Critics, including public officials and private citizen drivers, cite this inconsistent data as one of their major contentions with automated speed cameras. Many also cite concerns over privacy violations and somewhat cynically point out that this technology appears to be used merely, or at least primarily, as a revenue stream.
The revenue generated for DC—which is one of 400 communities in America using speed cameras and one of 130 communities using these cameras to enforce traffic laws—may help shed some light on this controversy.
Automated Traffic Camera Locations in the DC Area
According to the latest information from the District Department of Transportation (DDOT), there are about 300 areas throughout DC’s eight Wards where speed cameras are either currently installed or are proposed to be installed in the future. (Additionally, DDOT has proposed placing traffic control officers at 10 critical intersections during high traffic times of the day.)
Along with the Metropolitan Police Department and per the mandate set by Section 9029 of Fiscal Year 2014 Budget Support Act, DDOT had to provide data to the Secretary to the Council on speed cameras. Such data included an analysis of the speed camera’s effect on safety, and (if no link to increased safety could be found) justification as to why those cameras should be at those locations.
In its 2014 executive summary, DDOT revealed how it chose the current or proposed camera locations. Metrics included “site-specific speeds and average daily traffic (ADT) volumes…crash types, crash frequency, and crash severity.” In its report, DDOT also reviewed past crash data before and after camera installation at existing areas, which, according to their analysis, “revealed an overall reduction in the number of crashes by as much as 20 percent for these locations.”
The veracity of such a claim may warrant further investigation, though if true then it certainly suggests a positive impact. But as important as reducing traffic-related injuries and fatalities are, this isn’t the only impact Ward residents are concerned with. The financial impact, for instance, should be explored.
Comparing the Numbers: Revenue Generated by Automated Cameras in DC vs DC Median Income
A typical red light speed camera fine in DC costs around $50 to $100. It’s a potentially hefty fine for many Ward residents, even in a part of the country that has a reported median household income of $82,372.
As for the local government, the fines add up—to its great benefit. Automated speed camera fines generated DC nearly $100 million in 2016—up from $69 million in 2015. And in 2017, automated speed cameras issued nearly 1 million speeding tickets in total. This is in stark contrast to the 529,993 tickets issued in nearby Montgomery County and 263,302 tickets in nearby Prince George’s County, both in Maryland. (Virginia state law prohibits the use of speed cameras.)
How do residents feel about this? Interestingly, a study from the IIHS found that 59% of Maryland drivers they surveyed had been issued tickets—even so, fully 62% survey participants approved of the cameras being in place.
Meanwhile, DC residents appear to share the same sentiments, although overall approval is mixed.

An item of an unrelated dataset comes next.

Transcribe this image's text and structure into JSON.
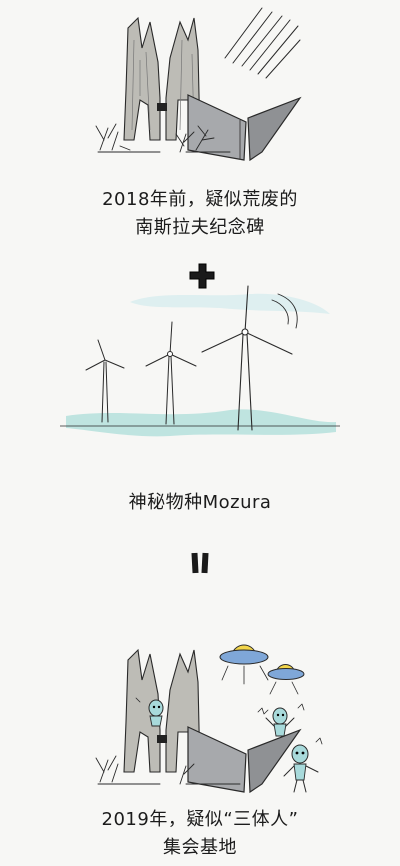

A different IIHS survey found that over three-quarters of DC residents (and 90% of non-drivers) were in favor of speed camera enforcement, but more than a third felt that cameras were primarily intended to raise revenue.
There is evidence to suggest that automated speed cameras improve public safety and reduce the risk of accidents and traffic-related injuries and fatalities. It has even been proposed that the use of remotely monitored traffic cameras can help cut back on racial profiling. However, data supporting the effectiveness of this technology is mixed.
Additional research that can clarify if and how automated photo enforcement technology works appears to be warranted. In the interest of public safety and public privacy rights, such research should be used to influence the continued use of speed cameras, which, without question, are generating a significant amount of income for the District.